Source material START

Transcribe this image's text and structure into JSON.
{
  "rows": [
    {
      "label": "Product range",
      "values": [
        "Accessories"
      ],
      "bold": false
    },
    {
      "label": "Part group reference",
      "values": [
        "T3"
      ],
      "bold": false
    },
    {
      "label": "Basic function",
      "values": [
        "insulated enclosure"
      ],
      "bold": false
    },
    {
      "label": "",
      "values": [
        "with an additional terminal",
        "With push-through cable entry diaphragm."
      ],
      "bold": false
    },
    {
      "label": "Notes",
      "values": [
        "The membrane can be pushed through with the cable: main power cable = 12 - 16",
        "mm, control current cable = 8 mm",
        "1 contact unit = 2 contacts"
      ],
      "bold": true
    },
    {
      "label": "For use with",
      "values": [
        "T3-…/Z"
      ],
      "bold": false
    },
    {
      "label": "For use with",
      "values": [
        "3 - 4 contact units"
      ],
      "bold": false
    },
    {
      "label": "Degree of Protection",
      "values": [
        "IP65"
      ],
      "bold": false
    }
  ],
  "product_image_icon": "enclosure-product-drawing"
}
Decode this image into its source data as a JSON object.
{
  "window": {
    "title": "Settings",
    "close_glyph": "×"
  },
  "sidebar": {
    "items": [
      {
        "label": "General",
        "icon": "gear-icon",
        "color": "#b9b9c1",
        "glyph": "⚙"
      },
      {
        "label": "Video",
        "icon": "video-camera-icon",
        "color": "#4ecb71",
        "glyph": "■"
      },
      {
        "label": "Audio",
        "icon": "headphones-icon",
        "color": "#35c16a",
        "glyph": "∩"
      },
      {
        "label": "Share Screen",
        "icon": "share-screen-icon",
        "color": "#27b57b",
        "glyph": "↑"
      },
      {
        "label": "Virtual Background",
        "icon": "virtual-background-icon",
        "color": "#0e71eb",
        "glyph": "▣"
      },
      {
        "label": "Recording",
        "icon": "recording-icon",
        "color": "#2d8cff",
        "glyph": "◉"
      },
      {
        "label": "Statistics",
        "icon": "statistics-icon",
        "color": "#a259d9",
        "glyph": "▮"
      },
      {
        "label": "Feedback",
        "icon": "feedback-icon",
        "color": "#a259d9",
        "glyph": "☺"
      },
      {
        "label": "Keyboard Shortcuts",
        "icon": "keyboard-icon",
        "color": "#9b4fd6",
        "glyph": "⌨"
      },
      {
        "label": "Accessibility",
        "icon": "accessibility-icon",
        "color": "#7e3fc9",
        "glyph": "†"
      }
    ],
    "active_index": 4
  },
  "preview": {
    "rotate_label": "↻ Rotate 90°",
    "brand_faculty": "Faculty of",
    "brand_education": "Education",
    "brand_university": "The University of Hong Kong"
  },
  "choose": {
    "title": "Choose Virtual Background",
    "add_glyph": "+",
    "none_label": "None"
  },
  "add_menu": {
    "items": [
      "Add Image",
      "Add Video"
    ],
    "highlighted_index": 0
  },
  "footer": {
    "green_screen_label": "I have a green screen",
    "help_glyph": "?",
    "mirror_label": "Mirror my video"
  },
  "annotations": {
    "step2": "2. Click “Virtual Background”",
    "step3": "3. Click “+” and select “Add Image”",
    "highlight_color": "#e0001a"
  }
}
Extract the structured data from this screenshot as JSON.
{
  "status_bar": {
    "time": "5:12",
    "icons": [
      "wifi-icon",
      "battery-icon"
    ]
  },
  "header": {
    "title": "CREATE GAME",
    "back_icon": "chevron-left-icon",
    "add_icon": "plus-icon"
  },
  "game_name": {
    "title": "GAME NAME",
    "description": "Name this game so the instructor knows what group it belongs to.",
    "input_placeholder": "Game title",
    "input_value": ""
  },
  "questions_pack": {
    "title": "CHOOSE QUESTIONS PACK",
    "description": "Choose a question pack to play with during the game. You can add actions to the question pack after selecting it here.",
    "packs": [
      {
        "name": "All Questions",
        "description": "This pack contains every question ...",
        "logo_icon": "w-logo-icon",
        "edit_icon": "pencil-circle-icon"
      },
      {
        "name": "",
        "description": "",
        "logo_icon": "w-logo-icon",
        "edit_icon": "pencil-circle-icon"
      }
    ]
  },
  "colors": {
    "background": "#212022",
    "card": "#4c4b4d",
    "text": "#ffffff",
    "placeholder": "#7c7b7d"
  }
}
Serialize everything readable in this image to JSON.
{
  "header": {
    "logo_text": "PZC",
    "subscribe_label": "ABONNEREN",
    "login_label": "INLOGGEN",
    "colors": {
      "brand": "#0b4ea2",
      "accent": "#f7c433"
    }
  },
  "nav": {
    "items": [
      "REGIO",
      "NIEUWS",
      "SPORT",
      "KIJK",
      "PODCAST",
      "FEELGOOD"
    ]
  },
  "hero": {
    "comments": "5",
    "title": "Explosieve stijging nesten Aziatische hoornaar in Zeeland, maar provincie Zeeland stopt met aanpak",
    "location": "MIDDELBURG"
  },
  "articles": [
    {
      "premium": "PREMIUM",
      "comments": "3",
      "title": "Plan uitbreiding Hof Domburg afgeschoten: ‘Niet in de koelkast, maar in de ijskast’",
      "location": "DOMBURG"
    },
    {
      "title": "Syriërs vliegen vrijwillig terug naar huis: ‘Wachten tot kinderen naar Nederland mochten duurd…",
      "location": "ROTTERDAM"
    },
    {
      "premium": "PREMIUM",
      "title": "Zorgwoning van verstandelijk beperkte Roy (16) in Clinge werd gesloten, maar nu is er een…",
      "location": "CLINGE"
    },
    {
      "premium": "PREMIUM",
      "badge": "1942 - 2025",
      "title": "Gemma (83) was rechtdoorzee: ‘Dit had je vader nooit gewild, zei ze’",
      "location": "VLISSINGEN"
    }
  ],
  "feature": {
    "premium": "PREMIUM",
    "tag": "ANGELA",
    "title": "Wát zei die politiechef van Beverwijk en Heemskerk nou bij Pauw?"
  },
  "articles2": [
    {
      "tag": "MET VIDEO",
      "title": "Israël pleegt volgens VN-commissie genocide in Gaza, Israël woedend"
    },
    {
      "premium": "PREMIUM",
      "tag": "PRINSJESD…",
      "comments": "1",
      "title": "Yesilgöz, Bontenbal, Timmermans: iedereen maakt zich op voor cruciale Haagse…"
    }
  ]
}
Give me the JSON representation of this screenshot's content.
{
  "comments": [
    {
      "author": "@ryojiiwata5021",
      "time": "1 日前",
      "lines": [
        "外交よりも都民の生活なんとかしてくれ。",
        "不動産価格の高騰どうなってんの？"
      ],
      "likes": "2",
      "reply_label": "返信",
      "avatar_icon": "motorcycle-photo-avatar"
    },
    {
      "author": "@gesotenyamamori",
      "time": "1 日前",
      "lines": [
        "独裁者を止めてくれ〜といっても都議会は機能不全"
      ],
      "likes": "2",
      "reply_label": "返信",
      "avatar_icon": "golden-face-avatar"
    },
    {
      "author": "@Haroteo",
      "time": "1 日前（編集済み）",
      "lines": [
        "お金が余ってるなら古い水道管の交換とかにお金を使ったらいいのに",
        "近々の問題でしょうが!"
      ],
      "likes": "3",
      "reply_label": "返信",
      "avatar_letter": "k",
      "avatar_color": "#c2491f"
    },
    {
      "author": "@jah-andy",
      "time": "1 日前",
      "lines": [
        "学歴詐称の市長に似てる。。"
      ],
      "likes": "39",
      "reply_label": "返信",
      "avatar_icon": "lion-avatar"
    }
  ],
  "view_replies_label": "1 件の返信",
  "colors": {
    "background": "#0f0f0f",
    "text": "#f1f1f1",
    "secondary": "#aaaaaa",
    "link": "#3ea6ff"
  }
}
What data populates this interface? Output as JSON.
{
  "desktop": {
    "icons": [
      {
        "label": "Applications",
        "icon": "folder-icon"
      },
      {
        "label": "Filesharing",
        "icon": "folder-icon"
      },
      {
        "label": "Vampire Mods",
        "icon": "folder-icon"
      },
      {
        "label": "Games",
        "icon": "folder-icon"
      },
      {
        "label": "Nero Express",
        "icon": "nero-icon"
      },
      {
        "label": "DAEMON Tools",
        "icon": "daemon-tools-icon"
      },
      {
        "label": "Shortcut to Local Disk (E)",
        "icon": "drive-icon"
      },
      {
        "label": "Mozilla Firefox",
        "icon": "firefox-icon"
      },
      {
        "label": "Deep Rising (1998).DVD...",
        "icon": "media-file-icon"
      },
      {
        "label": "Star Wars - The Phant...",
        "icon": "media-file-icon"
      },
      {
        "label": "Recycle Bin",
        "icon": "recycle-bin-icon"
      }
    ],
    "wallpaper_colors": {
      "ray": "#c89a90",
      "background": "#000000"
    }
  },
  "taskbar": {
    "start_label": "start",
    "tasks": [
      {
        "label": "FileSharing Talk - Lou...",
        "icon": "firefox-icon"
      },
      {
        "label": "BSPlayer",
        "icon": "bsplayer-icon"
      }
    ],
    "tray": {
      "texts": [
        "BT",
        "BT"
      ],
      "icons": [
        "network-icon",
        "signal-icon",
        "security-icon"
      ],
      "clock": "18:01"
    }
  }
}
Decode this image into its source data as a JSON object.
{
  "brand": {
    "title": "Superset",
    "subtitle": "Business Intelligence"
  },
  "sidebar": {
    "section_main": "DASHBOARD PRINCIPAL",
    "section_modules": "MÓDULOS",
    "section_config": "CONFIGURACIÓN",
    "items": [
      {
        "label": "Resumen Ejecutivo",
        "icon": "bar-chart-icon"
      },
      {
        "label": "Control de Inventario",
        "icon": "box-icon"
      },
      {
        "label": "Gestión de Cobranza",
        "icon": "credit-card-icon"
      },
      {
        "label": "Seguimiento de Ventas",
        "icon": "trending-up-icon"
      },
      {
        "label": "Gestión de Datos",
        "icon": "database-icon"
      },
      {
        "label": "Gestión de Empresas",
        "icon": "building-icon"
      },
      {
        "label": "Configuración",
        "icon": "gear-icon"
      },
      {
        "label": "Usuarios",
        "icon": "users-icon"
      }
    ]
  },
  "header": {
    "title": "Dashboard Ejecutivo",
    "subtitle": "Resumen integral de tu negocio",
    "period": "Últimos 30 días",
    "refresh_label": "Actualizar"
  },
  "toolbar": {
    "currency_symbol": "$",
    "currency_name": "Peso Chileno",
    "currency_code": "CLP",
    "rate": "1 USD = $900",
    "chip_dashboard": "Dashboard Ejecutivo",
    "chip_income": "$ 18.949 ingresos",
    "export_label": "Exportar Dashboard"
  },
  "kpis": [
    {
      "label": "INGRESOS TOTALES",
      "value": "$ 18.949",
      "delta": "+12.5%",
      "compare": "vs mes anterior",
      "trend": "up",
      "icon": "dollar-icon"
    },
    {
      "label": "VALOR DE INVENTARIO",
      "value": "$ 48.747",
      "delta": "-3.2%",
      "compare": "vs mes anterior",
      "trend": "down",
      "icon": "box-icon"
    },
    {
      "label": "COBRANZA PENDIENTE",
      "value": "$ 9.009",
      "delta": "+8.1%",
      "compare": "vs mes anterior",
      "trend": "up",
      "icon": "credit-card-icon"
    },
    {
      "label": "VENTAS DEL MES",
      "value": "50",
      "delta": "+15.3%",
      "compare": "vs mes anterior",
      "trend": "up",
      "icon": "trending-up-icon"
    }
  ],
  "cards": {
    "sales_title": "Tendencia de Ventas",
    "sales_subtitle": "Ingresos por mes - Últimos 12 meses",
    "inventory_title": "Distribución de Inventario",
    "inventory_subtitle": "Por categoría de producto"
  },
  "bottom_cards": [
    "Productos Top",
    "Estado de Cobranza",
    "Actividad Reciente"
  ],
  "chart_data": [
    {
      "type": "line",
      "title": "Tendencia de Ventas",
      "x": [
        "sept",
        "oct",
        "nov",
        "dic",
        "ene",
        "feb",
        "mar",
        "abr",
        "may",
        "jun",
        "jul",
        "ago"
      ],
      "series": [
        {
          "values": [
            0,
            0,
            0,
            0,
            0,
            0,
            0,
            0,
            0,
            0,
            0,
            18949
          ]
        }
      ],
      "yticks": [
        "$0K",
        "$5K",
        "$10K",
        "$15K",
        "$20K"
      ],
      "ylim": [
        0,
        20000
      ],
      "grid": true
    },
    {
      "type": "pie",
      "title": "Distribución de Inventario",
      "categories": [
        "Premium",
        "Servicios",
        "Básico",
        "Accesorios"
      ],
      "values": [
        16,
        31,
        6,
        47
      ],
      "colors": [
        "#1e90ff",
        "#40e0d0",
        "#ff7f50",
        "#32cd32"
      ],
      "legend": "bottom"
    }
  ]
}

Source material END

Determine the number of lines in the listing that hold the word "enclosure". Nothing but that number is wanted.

2